Exercise objective:
The reply should consist of the full listing, written out exactly.

The records:
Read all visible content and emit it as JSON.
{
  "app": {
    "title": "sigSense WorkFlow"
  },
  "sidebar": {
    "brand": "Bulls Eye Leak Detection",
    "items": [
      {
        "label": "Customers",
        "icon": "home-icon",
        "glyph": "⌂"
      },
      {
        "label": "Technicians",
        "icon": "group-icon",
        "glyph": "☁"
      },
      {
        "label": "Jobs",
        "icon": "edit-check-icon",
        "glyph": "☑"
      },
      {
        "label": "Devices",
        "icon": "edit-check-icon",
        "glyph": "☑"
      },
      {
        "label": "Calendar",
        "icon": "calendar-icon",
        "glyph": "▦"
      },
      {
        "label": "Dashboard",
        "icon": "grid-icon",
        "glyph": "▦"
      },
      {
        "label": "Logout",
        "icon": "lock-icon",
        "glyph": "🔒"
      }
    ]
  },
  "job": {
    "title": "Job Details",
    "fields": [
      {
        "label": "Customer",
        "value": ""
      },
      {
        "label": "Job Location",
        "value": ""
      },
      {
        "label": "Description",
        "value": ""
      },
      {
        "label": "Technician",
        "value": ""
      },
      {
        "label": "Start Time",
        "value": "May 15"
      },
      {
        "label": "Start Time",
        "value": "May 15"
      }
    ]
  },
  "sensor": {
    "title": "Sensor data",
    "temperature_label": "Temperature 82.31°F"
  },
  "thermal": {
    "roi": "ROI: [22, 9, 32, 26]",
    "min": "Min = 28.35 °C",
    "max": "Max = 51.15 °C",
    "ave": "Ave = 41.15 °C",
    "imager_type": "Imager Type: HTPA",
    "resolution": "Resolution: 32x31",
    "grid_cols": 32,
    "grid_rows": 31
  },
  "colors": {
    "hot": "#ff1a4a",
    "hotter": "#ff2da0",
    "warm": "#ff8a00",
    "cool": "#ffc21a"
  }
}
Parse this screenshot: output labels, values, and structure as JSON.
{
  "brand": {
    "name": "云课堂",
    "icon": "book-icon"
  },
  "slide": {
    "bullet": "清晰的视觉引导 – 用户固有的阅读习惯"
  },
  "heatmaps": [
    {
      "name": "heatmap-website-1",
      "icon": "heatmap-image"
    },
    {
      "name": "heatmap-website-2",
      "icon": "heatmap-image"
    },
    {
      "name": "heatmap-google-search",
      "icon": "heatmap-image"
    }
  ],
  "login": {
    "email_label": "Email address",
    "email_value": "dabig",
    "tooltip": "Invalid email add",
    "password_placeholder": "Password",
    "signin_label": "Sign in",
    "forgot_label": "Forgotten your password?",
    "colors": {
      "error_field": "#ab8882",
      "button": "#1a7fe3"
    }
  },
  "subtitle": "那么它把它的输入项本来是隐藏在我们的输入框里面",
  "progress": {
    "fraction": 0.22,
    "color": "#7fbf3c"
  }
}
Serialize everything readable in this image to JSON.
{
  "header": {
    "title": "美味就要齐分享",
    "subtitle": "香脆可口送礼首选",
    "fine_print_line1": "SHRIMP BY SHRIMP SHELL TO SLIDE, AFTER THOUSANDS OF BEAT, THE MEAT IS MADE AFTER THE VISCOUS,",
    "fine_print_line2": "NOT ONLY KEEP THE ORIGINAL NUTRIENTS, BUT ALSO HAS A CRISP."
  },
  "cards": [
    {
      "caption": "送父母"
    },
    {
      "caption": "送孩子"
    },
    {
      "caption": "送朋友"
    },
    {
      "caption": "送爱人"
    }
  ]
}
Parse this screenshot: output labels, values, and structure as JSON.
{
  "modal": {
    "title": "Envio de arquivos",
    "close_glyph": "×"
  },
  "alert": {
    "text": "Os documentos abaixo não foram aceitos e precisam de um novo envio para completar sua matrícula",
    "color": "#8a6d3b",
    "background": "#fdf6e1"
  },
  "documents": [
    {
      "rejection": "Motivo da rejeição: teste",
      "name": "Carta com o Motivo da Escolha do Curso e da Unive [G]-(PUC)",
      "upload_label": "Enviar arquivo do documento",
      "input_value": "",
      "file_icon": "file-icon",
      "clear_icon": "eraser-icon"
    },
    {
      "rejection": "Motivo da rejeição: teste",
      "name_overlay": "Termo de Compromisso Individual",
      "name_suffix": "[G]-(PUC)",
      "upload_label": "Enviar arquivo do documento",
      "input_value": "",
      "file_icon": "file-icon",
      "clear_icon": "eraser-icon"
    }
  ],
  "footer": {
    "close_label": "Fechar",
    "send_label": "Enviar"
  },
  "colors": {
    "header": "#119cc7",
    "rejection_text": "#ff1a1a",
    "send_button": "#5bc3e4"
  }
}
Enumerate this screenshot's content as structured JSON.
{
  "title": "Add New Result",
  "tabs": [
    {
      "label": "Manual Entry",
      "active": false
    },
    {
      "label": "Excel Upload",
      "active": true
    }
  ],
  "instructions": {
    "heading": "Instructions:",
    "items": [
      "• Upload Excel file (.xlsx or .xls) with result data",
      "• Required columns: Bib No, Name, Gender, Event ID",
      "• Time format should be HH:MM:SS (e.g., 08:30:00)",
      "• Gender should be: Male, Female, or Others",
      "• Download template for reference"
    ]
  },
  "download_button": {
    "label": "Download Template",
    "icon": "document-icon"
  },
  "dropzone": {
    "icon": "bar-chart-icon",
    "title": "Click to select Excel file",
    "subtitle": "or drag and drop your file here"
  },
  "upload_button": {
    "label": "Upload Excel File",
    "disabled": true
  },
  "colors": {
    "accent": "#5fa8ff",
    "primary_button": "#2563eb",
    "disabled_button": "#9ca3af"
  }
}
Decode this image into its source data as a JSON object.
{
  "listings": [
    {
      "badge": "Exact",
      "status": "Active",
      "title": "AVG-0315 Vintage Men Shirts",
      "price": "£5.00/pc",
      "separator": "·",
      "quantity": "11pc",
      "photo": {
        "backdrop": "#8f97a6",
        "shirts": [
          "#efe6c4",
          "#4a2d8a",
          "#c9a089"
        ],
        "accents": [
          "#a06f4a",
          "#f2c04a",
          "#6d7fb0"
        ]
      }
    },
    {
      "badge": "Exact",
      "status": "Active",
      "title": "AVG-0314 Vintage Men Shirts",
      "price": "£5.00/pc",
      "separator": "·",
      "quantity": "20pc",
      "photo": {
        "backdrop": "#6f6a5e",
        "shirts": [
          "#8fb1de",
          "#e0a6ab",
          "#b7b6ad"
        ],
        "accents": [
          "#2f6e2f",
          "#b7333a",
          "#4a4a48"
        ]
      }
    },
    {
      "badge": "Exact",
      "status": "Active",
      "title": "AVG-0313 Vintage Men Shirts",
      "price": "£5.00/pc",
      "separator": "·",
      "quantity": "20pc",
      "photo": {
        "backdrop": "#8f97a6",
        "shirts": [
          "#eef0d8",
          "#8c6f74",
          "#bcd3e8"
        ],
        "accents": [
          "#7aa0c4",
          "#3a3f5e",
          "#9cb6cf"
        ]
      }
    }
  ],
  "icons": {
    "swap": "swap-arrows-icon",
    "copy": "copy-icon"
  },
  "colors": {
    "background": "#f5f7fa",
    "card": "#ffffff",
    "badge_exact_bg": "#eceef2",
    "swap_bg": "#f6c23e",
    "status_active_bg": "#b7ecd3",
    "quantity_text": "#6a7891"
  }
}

Written solution:
Read all visible content and emit it as JSON.
{
  "app": {
    "title": "sigSense WorkFlow"
  },
  "sidebar": {
    "brand": "Bulls Eye Leak Detection",
    "items": [
      {
        "label": "Customers",
        "icon": "home-icon",
        "glyph": "⌂"
      },
      {
        "label": "Technicians",
        "icon": "group-icon",
        "glyph": "☁"
      },
      {
        "label": "Jobs",
        "icon": "edit-check-icon",
        "glyph": "☑"
      },
      {
        "label": "Devices",
        "icon": "edit-check-icon",
        "glyph": "☑"
      },
      {
        "label": "Calendar",
        "icon": "calendar-icon",
        "glyph": "▦"
      },
      {
        "label": "Dashboard",
        "icon": "grid-icon",
        "glyph": "▦"
      },
      {
        "label": "Logout",
        "icon": "lock-icon",
        "glyph": "🔒"
      }
    ]
  },
  "job": {
    "title": "Job Details",
    "fields": [
      {
        "label": "Customer",
        "value": ""
      },
      {
        "label": "Job Location",
        "value": ""
      },
      {
        "label": "Description",
        "value": ""
      },
      {
        "label": "Technician",
        "value": ""
      },
      {
        "label": "Start Time",
        "value": "May 15"
      },
      {
        "label": "Start Time",
        "value": "May 15"
      }
    ]
  },
  "sensor": {
    "title": "Sensor data",
    "temperature_label": "Temperature 82.31°F"
  },
  "thermal": {
    "roi": "ROI: [22, 9, 32, 26]",
    "min": "Min = 28.35 °C",
    "max": "Max = 51.15 °C",
    "ave": "Ave = 41.15 °C",
    "imager_type": "Imager Type: HTPA",
    "resolution": "Resolution: 32x31",
    "grid_cols": 32,
    "grid_rows": 31
  },
  "colors": {
    "hot": "#ff1a4a",
    "hotter": "#ff2da0",
    "warm": "#ff8a00",
    "cool": "#ffc21a"
  }
}
Parse this screenshot: output labels, values, and structure as JSON.
{
  "brand": {
    "name": "云课堂",
    "icon": "book-icon"
  },
  "slide": {
    "bullet": "清晰的视觉引导 – 用户固有的阅读习惯"
  },
  "heatmaps": [
    {
      "name": "heatmap-website-1",
      "icon": "heatmap-image"
    },
    {
      "name": "heatmap-website-2",
      "icon": "heatmap-image"
    },
    {
      "name": "heatmap-google-search",
      "icon": "heatmap-image"
    }
  ],
  "login": {
    "email_label": "Email address",
    "email_value": "dabig",
    "tooltip": "Invalid email add",
    "password_placeholder": "Password",
    "signin_label": "Sign in",
    "forgot_label": "Forgotten your password?",
    "colors": {
      "error_field": "#ab8882",
      "button": "#1a7fe3"
    }
  },
  "subtitle": "那么它把它的输入项本来是隐藏在我们的输入框里面",
  "progress": {
    "fraction": 0.22,
    "color": "#7fbf3c"
  }
}
Serialize everything readable in this image to JSON.
{
  "header": {
    "title": "美味就要齐分享",
    "subtitle": "香脆可口送礼首选",
    "fine_print_line1": "SHRIMP BY SHRIMP SHELL TO SLIDE, AFTER THOUSANDS OF BEAT, THE MEAT IS MADE AFTER THE VISCOUS,",
    "fine_print_line2": "NOT ONLY KEEP THE ORIGINAL NUTRIENTS, BUT ALSO HAS A CRISP."
  },
  "cards": [
    {
      "caption": "送父母"
    },
    {
      "caption": "送孩子"
    },
    {
      "caption": "送朋友"
    },
    {
      "caption": "送爱人"
    }
  ]
}
Parse this screenshot: output labels, values, and structure as JSON.
{
  "modal": {
    "title": "Envio de arquivos",
    "close_glyph": "×"
  },
  "alert": {
    "text": "Os documentos abaixo não foram aceitos e precisam de um novo envio para completar sua matrícula",
    "color": "#8a6d3b",
    "background": "#fdf6e1"
  },
  "documents": [
    {
      "rejection": "Motivo da rejeição: teste",
      "name": "Carta com o Motivo da Escolha do Curso e da Unive [G]-(PUC)",
      "upload_label": "Enviar arquivo do documento",
      "input_value": "",
      "file_icon": "file-icon",
      "clear_icon": "eraser-icon"
    },
    {
      "rejection": "Motivo da rejeição: teste",
      "name_overlay": "Termo de Compromisso Individual",
      "name_suffix": "[G]-(PUC)",
      "upload_label": "Enviar arquivo do documento",
      "input_value": "",
      "file_icon": "file-icon",
      "clear_icon": "eraser-icon"
    }
  ],
  "footer": {
    "close_label": "Fechar",
    "send_label": "Enviar"
  },
  "colors": {
    "header": "#119cc7",
    "rejection_text": "#ff1a1a",
    "send_button": "#5bc3e4"
  }
}
Enumerate this screenshot's content as structured JSON.
{
  "title": "Add New Result",
  "tabs": [
    {
      "label": "Manual Entry",
      "active": false
    },
    {
      "label": "Excel Upload",
      "active": true
    }
  ],
  "instructions": {
    "heading": "Instructions:",
    "items": [
      "• Upload Excel file (.xlsx or .xls) with result data",
      "• Required columns: Bib No, Name, Gender, Event ID",
      "• Time format should be HH:MM:SS (e.g., 08:30:00)",
      "• Gender should be: Male, Female, or Others",
      "• Download template for reference"
    ]
  },
  "download_button": {
    "label": "Download Template",
    "icon": "document-icon"
  },
  "dropzone": {
    "icon": "bar-chart-icon",
    "title": "Click to select Excel file",
    "subtitle": "or drag and drop your file here"
  },
  "upload_button": {
    "label": "Upload Excel File",
    "disabled": true
  },
  "colors": {
    "accent": "#5fa8ff",
    "primary_button": "#2563eb",
    "disabled_button": "#9ca3af"
  }
}
Decode this image into its source data as a JSON object.
{
  "listings": [
    {
      "badge": "Exact",
      "status": "Active",
      "title": "AVG-0315 Vintage Men Shirts",
      "price": "£5.00/pc",
      "separator": "·",
      "quantity": "11pc",
      "photo": {
        "backdrop": "#8f97a6",
        "shirts": [
          "#efe6c4",
          "#4a2d8a",
          "#c9a089"
        ],
        "accents": [
          "#a06f4a",
          "#f2c04a",
          "#6d7fb0"
        ]
      }
    },
    {
      "badge": "Exact",
      "status": "Active",
      "title": "AVG-0314 Vintage Men Shirts",
      "price": "£5.00/pc",
      "separator": "·",
      "quantity": "20pc",
      "photo": {
        "backdrop": "#6f6a5e",
        "shirts": [
          "#8fb1de",
          "#e0a6ab",
          "#b7b6ad"
        ],
        "accents": [
          "#2f6e2f",
          "#b7333a",
          "#4a4a48"
        ]
      }
    },
    {
      "badge": "Exact",
      "status": "Active",
      "title": "AVG-0313 Vintage Men Shirts",
      "price": "£5.00/pc",
      "separator": "·",
      "quantity": "20pc",
      "photo": {
        "backdrop": "#8f97a6",
        "shirts": [
          "#eef0d8",
          "#8c6f74",
          "#bcd3e8"
        ],
        "accents": [
          "#7aa0c4",
          "#3a3f5e",
          "#9cb6cf"
        ]
      }
    }
  ],
  "icons": {
    "swap": "swap-arrows-icon",
    "copy": "copy-icon"
  },
  "colors": {
    "background": "#f5f7fa",
    "card": "#ffffff",
    "badge_exact_bg": "#eceef2",
    "swap_bg": "#f6c23e",
    "status_active_bg": "#b7ecd3",
    "quantity_text": "#6a7891"
  }
}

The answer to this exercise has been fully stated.